So if you don’t know the story of Zeus and Prometheus; here it is. They were cousins. When Zeus and his sibling overthrew the Titan King and made a grab for power, Prometheus and his three brothers, the sons of Iapetus led the resistance against them. Hesiod…makes the Iapetids appear to be the younger sons of the family of Cronus. .. this genealogical sleight-of-hand (has to do with) the succession myth, where it is always the younger son who disposes his father. And significantly Prometheus is the only figure who share the epithet ankulometis “of crooked – devising” with his uncle Cronus. Prometheus either through the gift of foresight or on the advice of Themis, switches sides, bring his dullard brother Epimetheus with him. At Mecone (see above) Prometheus arranged for the Bronze Men to get the better part of the community meal. In revenge Zeus withholds the fire that would have cooked the meal, Prometheus steals it from the gods, the gods withdraw the easy living that required no farming and burden men with Pandora, the first woman who brings all the illness of the world as a dowry to her husband Epimetheus.
Clays asks “Why did he take up the cause of mankind?” Clay suggests that the crafty Titan took up the mortal cause in order to court them as allies in his own bid for power.
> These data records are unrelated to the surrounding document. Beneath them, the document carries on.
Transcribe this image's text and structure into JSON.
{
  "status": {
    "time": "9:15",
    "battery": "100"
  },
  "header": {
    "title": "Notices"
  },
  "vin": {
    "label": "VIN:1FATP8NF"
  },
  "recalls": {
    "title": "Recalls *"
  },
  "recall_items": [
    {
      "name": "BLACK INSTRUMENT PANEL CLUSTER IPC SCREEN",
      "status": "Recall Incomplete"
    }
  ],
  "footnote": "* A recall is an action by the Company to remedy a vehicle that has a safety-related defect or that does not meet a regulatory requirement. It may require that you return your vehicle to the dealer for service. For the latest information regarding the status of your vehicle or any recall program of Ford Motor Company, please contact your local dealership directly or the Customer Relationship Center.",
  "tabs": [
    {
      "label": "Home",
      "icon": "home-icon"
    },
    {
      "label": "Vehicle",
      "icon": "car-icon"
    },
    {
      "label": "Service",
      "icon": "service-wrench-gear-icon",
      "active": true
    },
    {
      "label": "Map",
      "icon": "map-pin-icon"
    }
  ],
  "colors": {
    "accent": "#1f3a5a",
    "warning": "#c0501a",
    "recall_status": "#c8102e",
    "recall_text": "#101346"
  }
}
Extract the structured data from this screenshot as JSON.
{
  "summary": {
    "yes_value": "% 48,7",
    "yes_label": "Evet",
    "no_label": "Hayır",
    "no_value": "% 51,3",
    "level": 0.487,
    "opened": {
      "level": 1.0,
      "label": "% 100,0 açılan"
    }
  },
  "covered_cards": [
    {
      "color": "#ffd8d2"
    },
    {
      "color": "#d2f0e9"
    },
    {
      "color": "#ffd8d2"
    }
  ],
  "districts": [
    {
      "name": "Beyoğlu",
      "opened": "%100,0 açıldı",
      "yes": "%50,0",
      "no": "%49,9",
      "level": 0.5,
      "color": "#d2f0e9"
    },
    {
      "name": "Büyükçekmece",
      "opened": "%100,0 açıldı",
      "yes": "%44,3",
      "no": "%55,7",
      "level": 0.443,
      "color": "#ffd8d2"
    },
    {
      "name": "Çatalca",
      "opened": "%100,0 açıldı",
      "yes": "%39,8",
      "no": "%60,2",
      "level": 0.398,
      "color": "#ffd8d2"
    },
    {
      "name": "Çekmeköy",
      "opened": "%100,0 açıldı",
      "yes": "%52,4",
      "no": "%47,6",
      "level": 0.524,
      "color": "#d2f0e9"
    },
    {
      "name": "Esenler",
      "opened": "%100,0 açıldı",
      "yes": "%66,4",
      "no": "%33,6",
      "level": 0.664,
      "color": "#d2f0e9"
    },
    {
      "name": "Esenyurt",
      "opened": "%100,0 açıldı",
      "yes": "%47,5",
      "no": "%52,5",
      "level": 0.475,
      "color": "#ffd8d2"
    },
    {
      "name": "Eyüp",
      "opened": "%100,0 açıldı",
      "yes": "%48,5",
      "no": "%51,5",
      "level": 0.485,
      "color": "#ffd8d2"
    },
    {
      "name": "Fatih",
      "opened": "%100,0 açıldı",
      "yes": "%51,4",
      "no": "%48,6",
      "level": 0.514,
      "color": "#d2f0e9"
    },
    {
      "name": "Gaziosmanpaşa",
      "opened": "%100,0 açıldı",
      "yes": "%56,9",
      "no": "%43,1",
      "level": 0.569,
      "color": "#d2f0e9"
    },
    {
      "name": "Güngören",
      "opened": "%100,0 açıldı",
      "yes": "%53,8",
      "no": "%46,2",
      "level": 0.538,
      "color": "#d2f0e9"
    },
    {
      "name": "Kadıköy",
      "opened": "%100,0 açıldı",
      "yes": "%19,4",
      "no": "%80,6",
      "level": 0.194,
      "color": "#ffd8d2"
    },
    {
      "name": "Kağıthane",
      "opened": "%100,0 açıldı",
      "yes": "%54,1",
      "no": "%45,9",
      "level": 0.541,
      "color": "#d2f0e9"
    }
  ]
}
He ends up leaving “mankind permanently unable to escape its human condition, a condition founded on the institutions of sacrifice, agriculture and marriage and predicated on Hope.”
1 Clay’s foot note to the castration of Uranus and the release of his children from Gaia’s womb “Hesiod seems to be punning on locos, “ambush” and the root loc-, relating to child-birth” A similar pun is reported on the soldiers issuing from the belly of the Trojan Horse
2 Well, at least until Iliad 14. 231 when Hera weds Nyx’s son Hypnos to one of the Graces.